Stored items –
╭──
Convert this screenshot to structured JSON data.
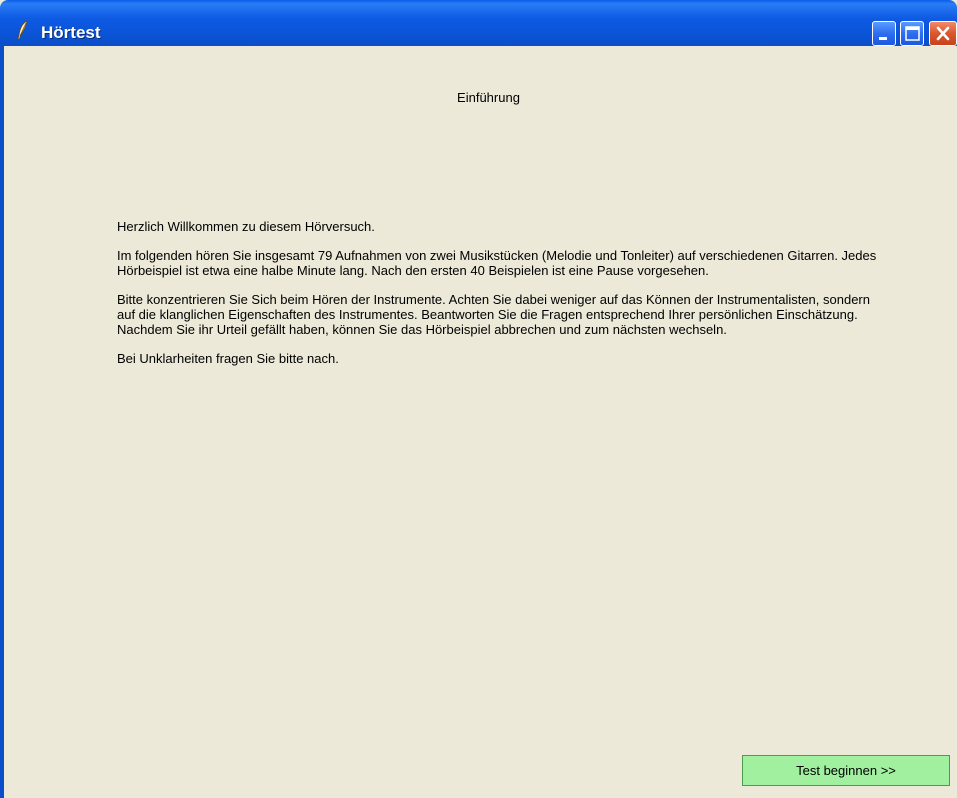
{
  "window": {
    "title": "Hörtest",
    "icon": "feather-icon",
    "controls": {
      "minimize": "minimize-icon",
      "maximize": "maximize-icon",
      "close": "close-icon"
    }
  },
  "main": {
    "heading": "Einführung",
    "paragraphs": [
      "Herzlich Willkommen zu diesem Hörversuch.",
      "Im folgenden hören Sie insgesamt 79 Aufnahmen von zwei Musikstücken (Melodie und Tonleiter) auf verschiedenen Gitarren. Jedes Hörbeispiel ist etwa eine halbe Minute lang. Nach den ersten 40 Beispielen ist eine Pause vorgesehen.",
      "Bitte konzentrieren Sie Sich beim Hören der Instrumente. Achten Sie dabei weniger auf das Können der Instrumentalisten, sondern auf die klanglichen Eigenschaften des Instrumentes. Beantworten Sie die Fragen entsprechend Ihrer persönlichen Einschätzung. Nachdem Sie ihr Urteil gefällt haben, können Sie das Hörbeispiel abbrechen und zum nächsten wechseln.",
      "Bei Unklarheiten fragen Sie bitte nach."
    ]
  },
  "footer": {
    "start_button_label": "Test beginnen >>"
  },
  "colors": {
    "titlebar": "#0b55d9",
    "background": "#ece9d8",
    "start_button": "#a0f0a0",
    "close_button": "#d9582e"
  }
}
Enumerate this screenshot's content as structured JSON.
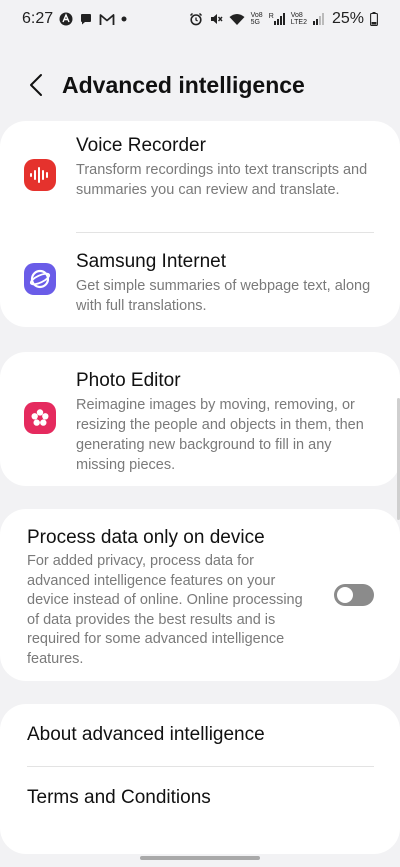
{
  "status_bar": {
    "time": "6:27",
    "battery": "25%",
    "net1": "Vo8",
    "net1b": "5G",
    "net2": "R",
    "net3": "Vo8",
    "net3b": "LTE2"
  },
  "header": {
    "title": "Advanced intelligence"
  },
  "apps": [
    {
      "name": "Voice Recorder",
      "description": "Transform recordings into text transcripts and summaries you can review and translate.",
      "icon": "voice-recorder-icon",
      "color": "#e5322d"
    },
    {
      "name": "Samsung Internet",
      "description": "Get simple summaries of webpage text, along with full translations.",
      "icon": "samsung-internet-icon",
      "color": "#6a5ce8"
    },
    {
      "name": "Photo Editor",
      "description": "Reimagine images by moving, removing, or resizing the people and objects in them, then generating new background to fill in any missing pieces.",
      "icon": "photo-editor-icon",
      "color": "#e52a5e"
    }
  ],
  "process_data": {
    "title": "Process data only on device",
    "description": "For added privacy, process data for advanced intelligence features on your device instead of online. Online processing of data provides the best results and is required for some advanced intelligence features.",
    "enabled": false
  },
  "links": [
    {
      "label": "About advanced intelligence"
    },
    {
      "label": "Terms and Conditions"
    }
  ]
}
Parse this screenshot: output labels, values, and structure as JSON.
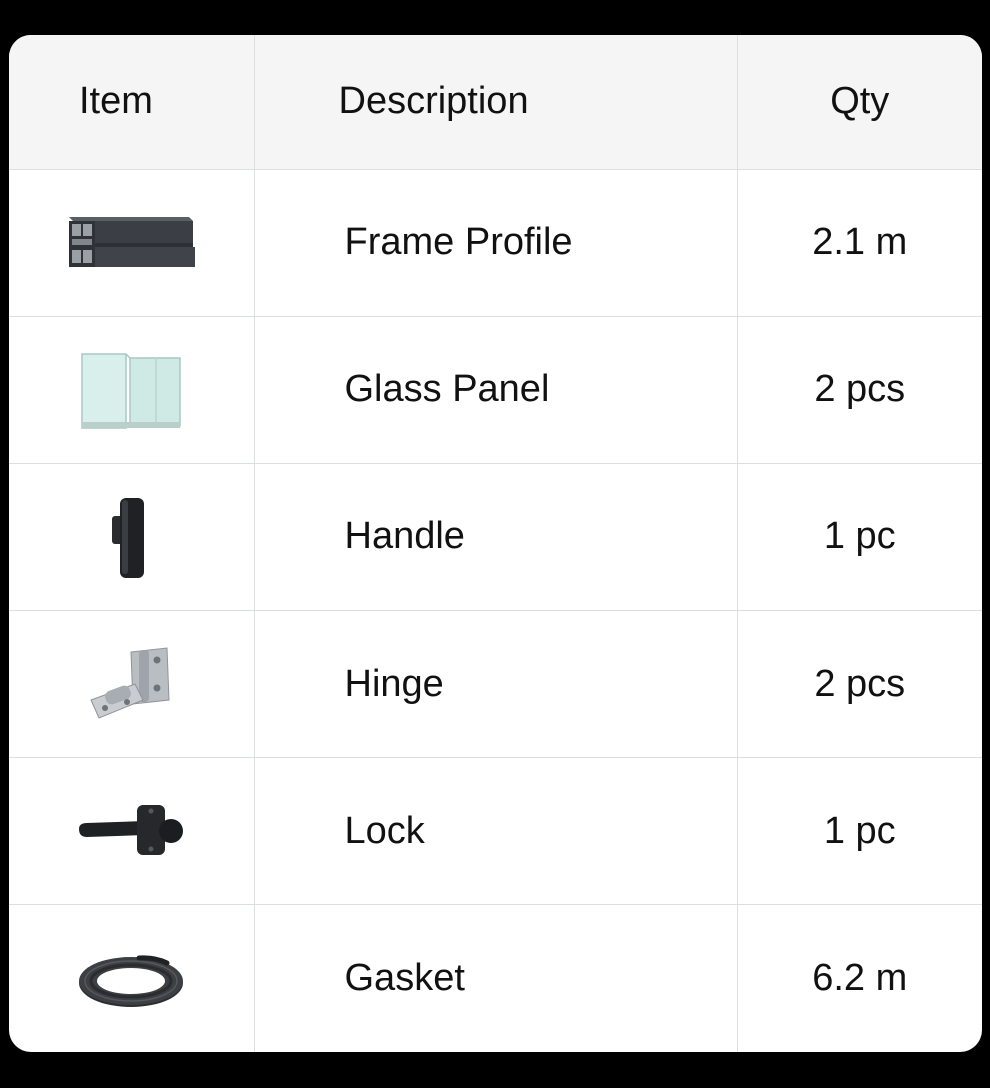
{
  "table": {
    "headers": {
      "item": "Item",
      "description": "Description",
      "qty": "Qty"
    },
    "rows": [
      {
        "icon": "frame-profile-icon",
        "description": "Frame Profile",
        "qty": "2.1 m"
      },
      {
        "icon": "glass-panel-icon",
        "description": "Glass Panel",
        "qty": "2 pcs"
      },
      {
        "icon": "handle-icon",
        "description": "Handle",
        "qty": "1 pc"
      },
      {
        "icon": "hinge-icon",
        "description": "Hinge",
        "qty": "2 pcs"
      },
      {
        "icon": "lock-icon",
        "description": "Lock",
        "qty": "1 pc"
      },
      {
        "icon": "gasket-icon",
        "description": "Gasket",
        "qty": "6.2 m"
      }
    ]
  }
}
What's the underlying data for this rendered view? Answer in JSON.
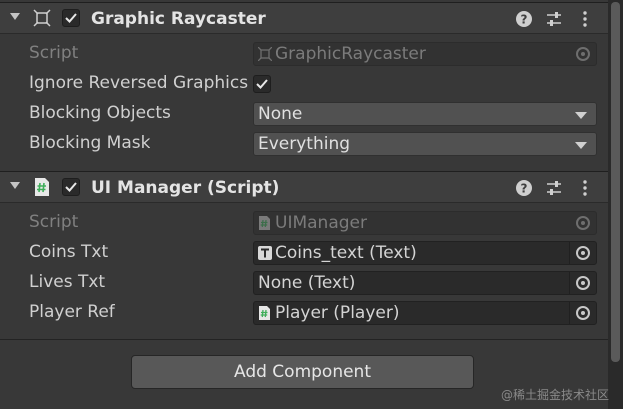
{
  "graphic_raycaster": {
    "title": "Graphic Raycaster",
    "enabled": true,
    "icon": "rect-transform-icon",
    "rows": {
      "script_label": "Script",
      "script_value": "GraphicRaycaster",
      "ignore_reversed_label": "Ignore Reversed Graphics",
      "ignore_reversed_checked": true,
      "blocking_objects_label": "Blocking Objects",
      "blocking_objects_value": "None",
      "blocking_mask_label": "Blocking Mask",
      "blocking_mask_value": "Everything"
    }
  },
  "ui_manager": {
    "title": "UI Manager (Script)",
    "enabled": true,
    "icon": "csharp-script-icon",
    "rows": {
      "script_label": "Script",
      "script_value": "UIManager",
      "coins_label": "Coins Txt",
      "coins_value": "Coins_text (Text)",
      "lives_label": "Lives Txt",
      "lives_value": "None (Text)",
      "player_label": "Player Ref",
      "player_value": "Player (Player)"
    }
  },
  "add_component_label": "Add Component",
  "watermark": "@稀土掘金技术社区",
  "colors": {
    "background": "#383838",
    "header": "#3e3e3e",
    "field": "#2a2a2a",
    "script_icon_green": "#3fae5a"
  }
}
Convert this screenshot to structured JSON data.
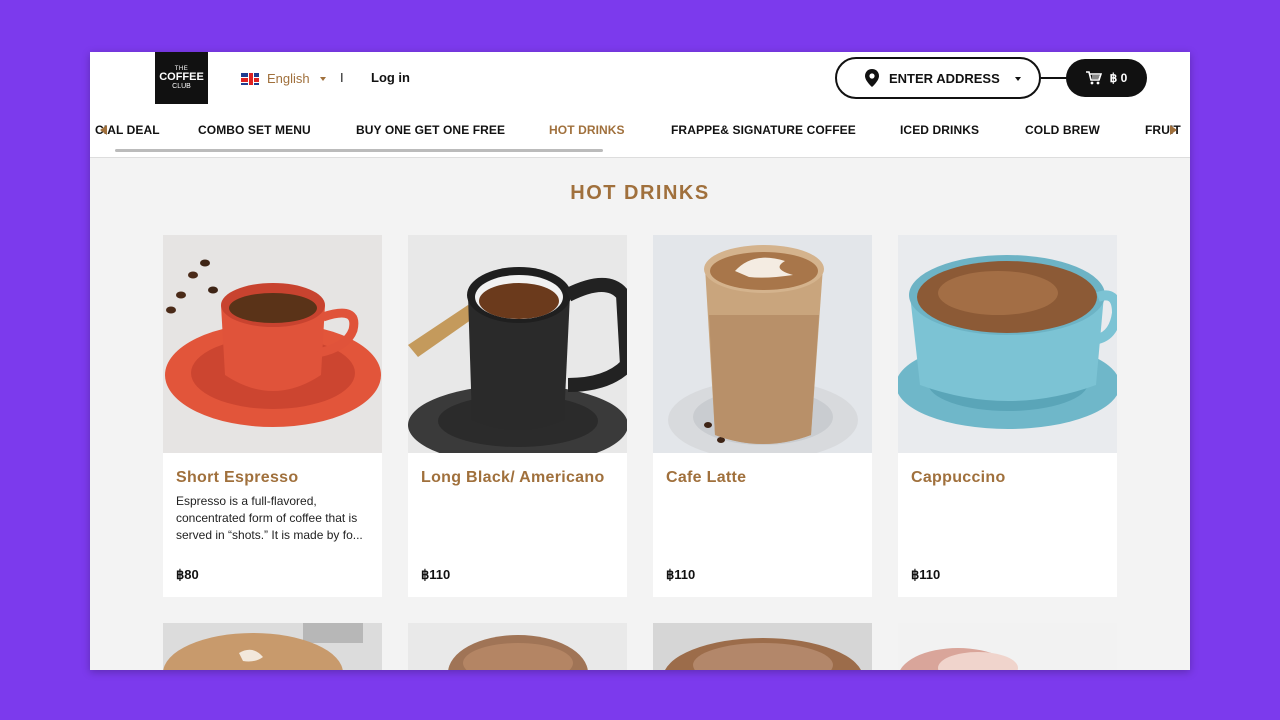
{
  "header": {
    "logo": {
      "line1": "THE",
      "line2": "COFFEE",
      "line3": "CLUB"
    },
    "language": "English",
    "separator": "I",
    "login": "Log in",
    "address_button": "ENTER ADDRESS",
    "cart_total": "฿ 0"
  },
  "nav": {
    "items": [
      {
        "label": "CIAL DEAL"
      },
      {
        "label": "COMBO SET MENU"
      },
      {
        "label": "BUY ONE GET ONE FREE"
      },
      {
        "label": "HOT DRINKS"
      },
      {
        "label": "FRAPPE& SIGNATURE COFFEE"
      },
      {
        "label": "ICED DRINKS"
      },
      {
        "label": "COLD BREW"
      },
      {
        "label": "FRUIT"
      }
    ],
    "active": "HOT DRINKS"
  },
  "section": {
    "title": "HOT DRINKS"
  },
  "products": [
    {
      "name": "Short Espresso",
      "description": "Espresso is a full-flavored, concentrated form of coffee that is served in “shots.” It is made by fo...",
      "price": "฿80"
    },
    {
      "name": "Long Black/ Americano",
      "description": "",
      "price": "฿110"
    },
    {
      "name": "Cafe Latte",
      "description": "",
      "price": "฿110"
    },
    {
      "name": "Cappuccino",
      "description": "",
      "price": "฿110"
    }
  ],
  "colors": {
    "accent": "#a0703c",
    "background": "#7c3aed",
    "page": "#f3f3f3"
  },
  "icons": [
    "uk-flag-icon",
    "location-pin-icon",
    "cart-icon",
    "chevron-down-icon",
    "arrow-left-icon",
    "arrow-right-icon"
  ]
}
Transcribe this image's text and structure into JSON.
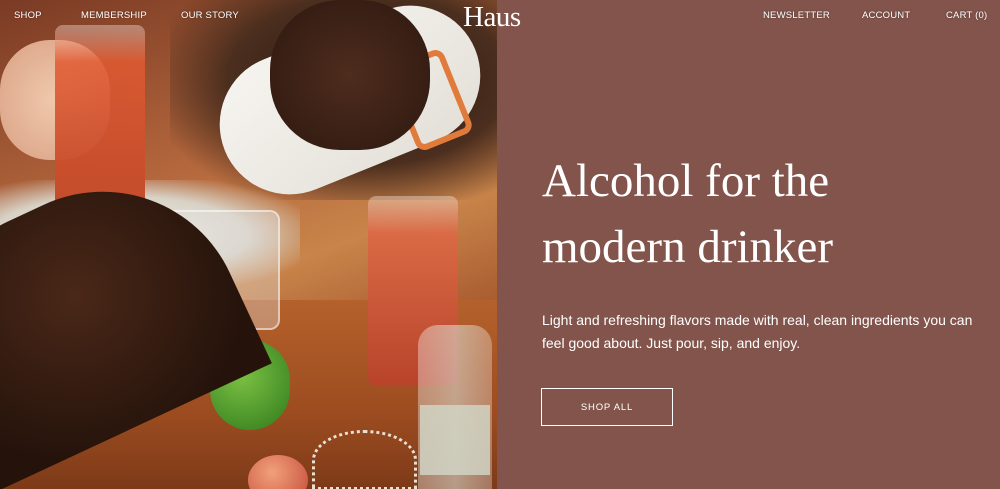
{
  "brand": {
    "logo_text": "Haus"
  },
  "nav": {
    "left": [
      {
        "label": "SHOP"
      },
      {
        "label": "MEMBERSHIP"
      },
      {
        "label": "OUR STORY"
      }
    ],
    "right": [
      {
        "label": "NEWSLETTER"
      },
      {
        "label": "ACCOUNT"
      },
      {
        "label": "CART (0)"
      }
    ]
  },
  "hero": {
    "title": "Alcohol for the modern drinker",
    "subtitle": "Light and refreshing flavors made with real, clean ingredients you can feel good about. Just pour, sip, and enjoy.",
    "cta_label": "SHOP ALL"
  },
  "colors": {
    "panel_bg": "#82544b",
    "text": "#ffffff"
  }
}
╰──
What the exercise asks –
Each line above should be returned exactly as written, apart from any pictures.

Task answer –
Convert this screenshot to structured JSON data.
{
  "window": {
    "title": "Hörtest",
    "icon": "feather-icon",
    "controls": {
      "minimize": "minimize-icon",
      "maximize": "maximize-icon",
      "close": "close-icon"
    }
  },
  "main": {
    "heading": "Einführung",
    "paragraphs": [
      "Herzlich Willkommen zu diesem Hörversuch.",
      "Im folgenden hören Sie insgesamt 79 Aufnahmen von zwei Musikstücken (Melodie und Tonleiter) auf verschiedenen Gitarren. Jedes Hörbeispiel ist etwa eine halbe Minute lang. Nach den ersten 40 Beispielen ist eine Pause vorgesehen.",
      "Bitte konzentrieren Sie Sich beim Hören der Instrumente. Achten Sie dabei weniger auf das Können der Instrumentalisten, sondern auf die klanglichen Eigenschaften des Instrumentes. Beantworten Sie die Fragen entsprechend Ihrer persönlichen Einschätzung. Nachdem Sie ihr Urteil gefällt haben, können Sie das Hörbeispiel abbrechen und zum nächsten wechseln.",
      "Bei Unklarheiten fragen Sie bitte nach."
    ]
  },
  "footer": {
    "start_button_label": "Test beginnen >>"
  },
  "colors": {
    "titlebar": "#0b55d9",
    "background": "#ece9d8",
    "start_button": "#a0f0a0",
    "close_button": "#d9582e"
  }
}
Enumerate this screenshot's content as structured JSON.
{
  "status_bar": {
    "time": "6:27",
    "battery": "25%",
    "net1": "Vo8",
    "net1b": "5G",
    "net2": "R",
    "net3": "Vo8",
    "net3b": "LTE2"
  },
  "header": {
    "title": "Advanced intelligence"
  },
  "apps": [
    {
      "name": "Voice Recorder",
      "description": "Transform recordings into text transcripts and summaries you can review and translate.",
      "icon": "voice-recorder-icon",
      "color": "#e5322d"
    },
    {
      "name": "Samsung Internet",
      "description": "Get simple summaries of webpage text, along with full translations.",
      "icon": "samsung-internet-icon",
      "color": "#6a5ce8"
    },
    {
      "name": "Photo Editor",
      "description": "Reimagine images by moving, removing, or resizing the people and objects in them, then generating new background to fill in any missing pieces.",
      "icon": "photo-editor-icon",
      "color": "#e52a5e"
    }
  ],
  "process_data": {
    "title": "Process data only on device",
    "description": "For added privacy, process data for advanced intelligence features on your device instead of online. Online processing of data provides the best results and is required for some advanced intelligence features.",
    "enabled": false
  },
  "links": [
    {
      "label": "About advanced intelligence"
    },
    {
      "label": "Terms and Conditions"
    }
  ]
}
Parse this screenshot: output labels, values, and structure as JSON.
{
  "table": {
    "headers": {
      "item": "Item",
      "description": "Description",
      "qty": "Qty"
    },
    "rows": [
      {
        "icon": "frame-profile-icon",
        "description": "Frame Profile",
        "qty": "2.1 m"
      },
      {
        "icon": "glass-panel-icon",
        "description": "Glass Panel",
        "qty": "2 pcs"
      },
      {
        "icon": "handle-icon",
        "description": "Handle",
        "qty": "1 pc"
      },
      {
        "icon": "hinge-icon",
        "description": "Hinge",
        "qty": "2 pcs"
      },
      {
        "icon": "lock-icon",
        "description": "Lock",
        "qty": "1 pc"
      },
      {
        "icon": "gasket-icon",
        "description": "Gasket",
        "qty": "6.2 m"
      }
    ]
  }
}
What's the underlying data for this rendered view? Answer in JSON.
{
  "graphic_raycaster": {
    "title": "Graphic Raycaster",
    "enabled": true,
    "icon": "rect-transform-icon",
    "rows": {
      "script_label": "Script",
      "script_value": "GraphicRaycaster",
      "ignore_reversed_label": "Ignore Reversed Graphics",
      "ignore_reversed_checked": true,
      "blocking_objects_label": "Blocking Objects",
      "blocking_objects_value": "None",
      "blocking_mask_label": "Blocking Mask",
      "blocking_mask_value": "Everything"
    }
  },
  "ui_manager": {
    "title": "UI Manager (Script)",
    "enabled": true,
    "icon": "csharp-script-icon",
    "rows": {
      "script_label": "Script",
      "script_value": "UIManager",
      "coins_label": "Coins Txt",
      "coins_value": "Coins_text (Text)",
      "lives_label": "Lives Txt",
      "lives_value": "None (Text)",
      "player_label": "Player Ref",
      "player_value": "Player (Player)"
    }
  },
  "add_component_label": "Add Component",
  "watermark": "@稀土掘金技术社区",
  "colors": {
    "background": "#383838",
    "header": "#3e3e3e",
    "field": "#2a2a2a",
    "script_icon_green": "#3fae5a"
  }
}
Convert this screenshot to structured JSON data.
{
  "header": {
    "logo": {
      "line1": "THE",
      "line2": "COFFEE",
      "line3": "CLUB"
    },
    "language": "English",
    "separator": "I",
    "login": "Log in",
    "address_button": "ENTER ADDRESS",
    "cart_total": "฿ 0"
  },
  "nav": {
    "items": [
      {
        "label": "CIAL DEAL"
      },
      {
        "label": "COMBO SET MENU"
      },
      {
        "label": "BUY ONE GET ONE FREE"
      },
      {
        "label": "HOT DRINKS"
      },
      {
        "label": "FRAPPE& SIGNATURE COFFEE"
      },
      {
        "label": "ICED DRINKS"
      },
      {
        "label": "COLD BREW"
      },
      {
        "label": "FRUIT"
      }
    ],
    "active": "HOT DRINKS"
  },
  "section": {
    "title": "HOT DRINKS"
  },
  "products": [
    {
      "name": "Short Espresso",
      "description": "Espresso is a full-flavored, concentrated form of coffee that is served in “shots.” It is made by fo...",
      "price": "฿80"
    },
    {
      "name": "Long Black/ Americano",
      "description": "",
      "price": "฿110"
    },
    {
      "name": "Cafe Latte",
      "description": "",
      "price": "฿110"
    },
    {
      "name": "Cappuccino",
      "description": "",
      "price": "฿110"
    }
  ],
  "colors": {
    "accent": "#a0703c",
    "background": "#7c3aed",
    "page": "#f3f3f3"
  },
  "icons": [
    "uk-flag-icon",
    "location-pin-icon",
    "cart-icon",
    "chevron-down-icon",
    "arrow-left-icon",
    "arrow-right-icon"
  ]
}
Transcribe this image's text and structure into JSON.
{
  "brand": {
    "logo_text": "Haus"
  },
  "nav": {
    "left": [
      {
        "label": "SHOP"
      },
      {
        "label": "MEMBERSHIP"
      },
      {
        "label": "OUR STORY"
      }
    ],
    "right": [
      {
        "label": "NEWSLETTER"
      },
      {
        "label": "ACCOUNT"
      },
      {
        "label": "CART (0)"
      }
    ]
  },
  "hero": {
    "title": "Alcohol for the modern drinker",
    "subtitle": "Light and refreshing flavors made with real, clean ingredients you can feel good about. Just pour, sip, and enjoy.",
    "cta_label": "SHOP ALL"
  },
  "colors": {
    "panel_bg": "#82544b",
    "text": "#ffffff"
  }
}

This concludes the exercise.